BL: This is a really cool question, because I don’t know if my answers unique. I actually have found that the more I read the better I become at writing. I actually read a lot of … For instance, right now I’m reading The Brothers Karamazov by, I can never say his last name, Dostoyevsky. It’s like a five billion page novel written by a Russian guy about these brothers, and murder mystery thing, and they just talk about life, and death, and stuff like that.
I have found that for me the more someone reads the better they are at writing, because if you constantly consume and take in good writing that helps you … What is it garbage in, garbage out? If you’re constantly reading, and learning, and studying, and for me I don’t actually read a lot about copywriting. I’m starting to read some more stuff about marketing in general, but I read a lot of fiction and it kind of inspires me and helps me, I think, become a better writer.
Of course there’s blogs, and stuff that come out. What are some blogs I read? I read almost everything Brian Dean writes, but he’s more of a SEO strategist kind of guy, but I still learn a lot from him. Obviously stuff on Copy Hackers is great. There’s a couple more blogs, it’s just I’m on the spot so I can’t think of it, but a lot of it I just read actual physical books, and most of them have nothing to do with marketing or copywriting, but I found that the more I read the better I write.

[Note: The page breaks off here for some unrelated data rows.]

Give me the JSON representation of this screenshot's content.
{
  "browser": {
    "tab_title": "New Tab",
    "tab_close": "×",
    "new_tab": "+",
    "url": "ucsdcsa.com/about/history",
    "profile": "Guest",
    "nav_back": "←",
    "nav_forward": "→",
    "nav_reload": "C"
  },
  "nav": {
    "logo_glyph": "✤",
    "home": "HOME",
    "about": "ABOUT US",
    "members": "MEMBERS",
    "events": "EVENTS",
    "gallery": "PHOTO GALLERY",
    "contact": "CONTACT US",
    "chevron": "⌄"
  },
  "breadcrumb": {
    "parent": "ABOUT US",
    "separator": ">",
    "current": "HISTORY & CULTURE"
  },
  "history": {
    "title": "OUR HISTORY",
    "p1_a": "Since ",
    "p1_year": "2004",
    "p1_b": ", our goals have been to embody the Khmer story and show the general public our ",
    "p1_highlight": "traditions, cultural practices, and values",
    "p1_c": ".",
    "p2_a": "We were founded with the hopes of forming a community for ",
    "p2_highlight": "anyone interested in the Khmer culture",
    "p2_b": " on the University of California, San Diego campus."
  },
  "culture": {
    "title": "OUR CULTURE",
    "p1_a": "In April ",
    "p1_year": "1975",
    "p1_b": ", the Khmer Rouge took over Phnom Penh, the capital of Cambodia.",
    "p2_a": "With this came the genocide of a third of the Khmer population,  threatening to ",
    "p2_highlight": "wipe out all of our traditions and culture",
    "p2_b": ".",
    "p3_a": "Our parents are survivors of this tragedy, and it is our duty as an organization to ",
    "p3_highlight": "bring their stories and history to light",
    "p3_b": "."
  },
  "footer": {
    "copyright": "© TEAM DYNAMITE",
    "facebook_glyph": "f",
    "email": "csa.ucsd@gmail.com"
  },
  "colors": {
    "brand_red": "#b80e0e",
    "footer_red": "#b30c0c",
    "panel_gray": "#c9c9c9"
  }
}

RM: We’re going to have to have you back some time. We could just do a book review session.
BL: That would be fun.
RM: Where we can just talk about some of our favorite books, because I agree. I like to read a lot about business and writing, but honestly the stuff that helps me improve is like you said fiction. I read a lot of history. Really good writers you can learn from them no matter what genre they’re writing in.
BL: Oh my gosh, yeah. Cormac McCarthy is one of my favorite authors. He wrote the Road, they made a movie out of it also. C.S. Lewis is another one.
RM: …yeah. Yeah, we’re definitely going to have you back.
BL: That’d be cool, yeah.
KH: I just listen to a lot of horror podcasts, so maybe I should switch over and start reading more.
BL: Horror podcasts?
KH: Yeah. Murder mysteries. Like gruesome murder mysteries. Somehow that helps me write better.
RM: Kira’s dark side.
BL: There’s a whole podcast episode right there on horror podcasting.
RM: If people want to find out more about you, where would they be looking online?
BL: Right now my website is more of a placeholder, because I’m not technically using it to generate leads because I don’t really need to at this point. If you want to contact me just about anything Brian@winsomewriting.com is great, Brian with an I. B-R-I-A-N. Twitter I’m on there @winsomewriting as well. That’s just kind of if you want to get in touch with me those would be good places to do it.
KH: We’re doing this new thing where the guest has to end the show in a witty fun way, so that’s what you get to do right now.
BL: Totally putting me on the spot. I think a good way to end the show is just it’s been really great talking, and we’ll catch you on the next episode. Is that a good way to end it?
RM: You’ve been listening to The Copywriter Club Podcast with Kira Hug and Rob Marsh. Music for the show is a clip from Gravity by Whitest Boy Alive available on iTunes. If you like what you’ve heard you can help us spread the word by subscribing at iTunes and by leaving your review. For show notes, a full transcript, and links to our free Facebook community visit thecopywriterclub.com. We’ll see you next episode.
Like what you've seen so far?
There's plenty more where that came from. Sign up for The Copywriter Club newsletter today and we'll send you the unpublished Doberman Dan interview (plus two other awesome resources) in addition to regular updates about what's going on in the club.
You won't find this on iTunes, Stitcher or anywhere else. The only way to get this "secret" mp3 and transcript is to drop your email in the box and hit "gimme!".